#### [WHAT THE EXERCISE ASKS]
Each line from the material with the word "벼락치기" in it must be copied.

(THE DATA Opens)

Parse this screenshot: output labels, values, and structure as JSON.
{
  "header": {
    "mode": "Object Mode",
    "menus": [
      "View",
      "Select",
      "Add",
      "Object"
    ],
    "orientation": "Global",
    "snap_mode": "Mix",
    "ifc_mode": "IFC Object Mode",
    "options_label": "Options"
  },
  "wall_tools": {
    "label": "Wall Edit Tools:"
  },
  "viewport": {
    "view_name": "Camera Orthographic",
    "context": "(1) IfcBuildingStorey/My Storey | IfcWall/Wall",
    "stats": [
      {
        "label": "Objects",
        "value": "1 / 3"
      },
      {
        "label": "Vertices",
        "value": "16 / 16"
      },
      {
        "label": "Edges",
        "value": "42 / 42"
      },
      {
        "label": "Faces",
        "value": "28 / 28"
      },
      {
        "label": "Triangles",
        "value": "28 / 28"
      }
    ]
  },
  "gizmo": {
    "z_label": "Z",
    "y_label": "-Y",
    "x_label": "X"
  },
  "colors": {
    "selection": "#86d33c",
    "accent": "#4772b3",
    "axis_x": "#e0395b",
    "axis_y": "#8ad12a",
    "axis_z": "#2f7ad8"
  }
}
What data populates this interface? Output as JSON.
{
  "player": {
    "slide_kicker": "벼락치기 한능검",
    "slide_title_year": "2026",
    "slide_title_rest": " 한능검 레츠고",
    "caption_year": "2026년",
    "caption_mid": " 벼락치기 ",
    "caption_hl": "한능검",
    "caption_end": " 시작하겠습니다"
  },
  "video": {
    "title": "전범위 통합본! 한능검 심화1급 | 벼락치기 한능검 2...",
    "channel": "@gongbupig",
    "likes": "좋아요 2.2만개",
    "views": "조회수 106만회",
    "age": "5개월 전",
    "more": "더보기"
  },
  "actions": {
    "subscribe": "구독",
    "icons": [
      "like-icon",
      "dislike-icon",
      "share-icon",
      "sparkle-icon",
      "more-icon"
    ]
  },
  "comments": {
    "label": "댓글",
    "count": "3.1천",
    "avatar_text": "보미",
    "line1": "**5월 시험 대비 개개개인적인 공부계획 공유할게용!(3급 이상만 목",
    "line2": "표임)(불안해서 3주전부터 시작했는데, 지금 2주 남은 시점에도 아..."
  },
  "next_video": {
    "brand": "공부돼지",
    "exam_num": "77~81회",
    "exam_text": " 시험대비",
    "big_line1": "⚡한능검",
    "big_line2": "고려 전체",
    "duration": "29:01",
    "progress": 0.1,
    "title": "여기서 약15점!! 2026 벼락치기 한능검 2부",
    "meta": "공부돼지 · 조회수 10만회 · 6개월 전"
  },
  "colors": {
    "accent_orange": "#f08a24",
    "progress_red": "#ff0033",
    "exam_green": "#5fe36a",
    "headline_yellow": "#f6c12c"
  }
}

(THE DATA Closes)

#### [ANSWER FOR THIS EXERCISE]
    "slide_kicker": "벼락치기 한능검",
    "caption_mid": " 벼락치기 ",
    "title": "전범위 통합본! 한능검 심화1급 | 벼락치기 한능검 2...",
    "title": "여기서 약15점!! 2026 벼락치기 한능검 2부",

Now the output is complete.